Eyewitness testimony might not always be reliable in cases in New York. A man in California, who was identified both by the victim and witness in a rape case, was exonerated when DNA evidence indicated he did not commit the crime. He had spent eight years in prison.
A co-director of the California Innocence Project says that mistaken identifications can be reinforced over time. Often, an eyewitness identifies the photo of a person who most looks like the person who committed the crime. The same person is then picked out of the lineup. In the California case, the victim initially identified the man from photos. At the time, she said she was 70 percent sure, but by the time of the trial, she said she was 100 percent sure. A witness who made the same identification was of a different race than the man. Studies have shown that cross-racial identifications tend to be even more inaccurate.
Some jurisdictions have begun using double-blind lineups. In these, the detective does not know who the suspect is either, and this has been demonstrated to lead to greater accuracy with no drop in overall identifications.

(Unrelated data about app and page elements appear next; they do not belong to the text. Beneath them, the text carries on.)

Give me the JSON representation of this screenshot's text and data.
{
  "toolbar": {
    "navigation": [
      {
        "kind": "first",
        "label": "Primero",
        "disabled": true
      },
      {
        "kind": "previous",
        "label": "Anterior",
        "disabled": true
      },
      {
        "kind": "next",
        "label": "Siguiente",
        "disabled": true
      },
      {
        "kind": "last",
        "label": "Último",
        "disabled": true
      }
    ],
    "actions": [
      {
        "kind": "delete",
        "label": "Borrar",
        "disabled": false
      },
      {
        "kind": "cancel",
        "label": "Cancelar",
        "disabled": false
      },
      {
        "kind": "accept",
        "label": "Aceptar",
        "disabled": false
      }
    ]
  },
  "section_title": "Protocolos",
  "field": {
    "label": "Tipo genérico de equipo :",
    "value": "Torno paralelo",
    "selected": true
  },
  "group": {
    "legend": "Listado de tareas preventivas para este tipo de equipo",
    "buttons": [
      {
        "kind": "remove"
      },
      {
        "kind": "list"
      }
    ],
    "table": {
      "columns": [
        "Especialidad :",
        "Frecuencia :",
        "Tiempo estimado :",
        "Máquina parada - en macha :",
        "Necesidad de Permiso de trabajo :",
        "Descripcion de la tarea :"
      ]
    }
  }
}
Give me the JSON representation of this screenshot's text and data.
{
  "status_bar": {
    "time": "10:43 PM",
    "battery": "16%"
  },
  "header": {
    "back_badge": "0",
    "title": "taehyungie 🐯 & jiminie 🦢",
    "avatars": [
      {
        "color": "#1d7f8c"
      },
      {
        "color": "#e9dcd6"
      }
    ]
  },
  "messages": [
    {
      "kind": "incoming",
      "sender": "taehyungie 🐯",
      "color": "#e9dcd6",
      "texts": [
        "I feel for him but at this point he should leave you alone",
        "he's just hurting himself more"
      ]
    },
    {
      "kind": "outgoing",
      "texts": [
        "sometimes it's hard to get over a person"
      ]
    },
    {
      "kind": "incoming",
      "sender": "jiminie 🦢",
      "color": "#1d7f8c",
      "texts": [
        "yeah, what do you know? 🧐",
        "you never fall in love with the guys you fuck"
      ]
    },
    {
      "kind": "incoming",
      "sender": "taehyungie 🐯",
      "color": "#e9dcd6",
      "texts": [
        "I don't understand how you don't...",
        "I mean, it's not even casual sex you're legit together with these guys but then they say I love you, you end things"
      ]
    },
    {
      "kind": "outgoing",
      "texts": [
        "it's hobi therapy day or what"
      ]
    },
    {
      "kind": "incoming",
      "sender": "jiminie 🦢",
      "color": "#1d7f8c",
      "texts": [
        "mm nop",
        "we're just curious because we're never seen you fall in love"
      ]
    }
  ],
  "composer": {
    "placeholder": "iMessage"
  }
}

A person who has been accused of a crime in which eyewitness identification is a part of the evidence may want to work with an attorney to determine whether this evidence could be disputed. A person might be misidentified because a witness has poor eyesight or due to weather conditions among other reasons. There could be issues with other evidence as well. For example, lab samples could be mishandled and contaminated. Evidence might also have been illegally obtained, and this could result in it being dismissed. A person may also want to discuss with an attorney whether accepting a plea bargain might be the right decision. This involves pleading guilty and usually getting a lighter sentence.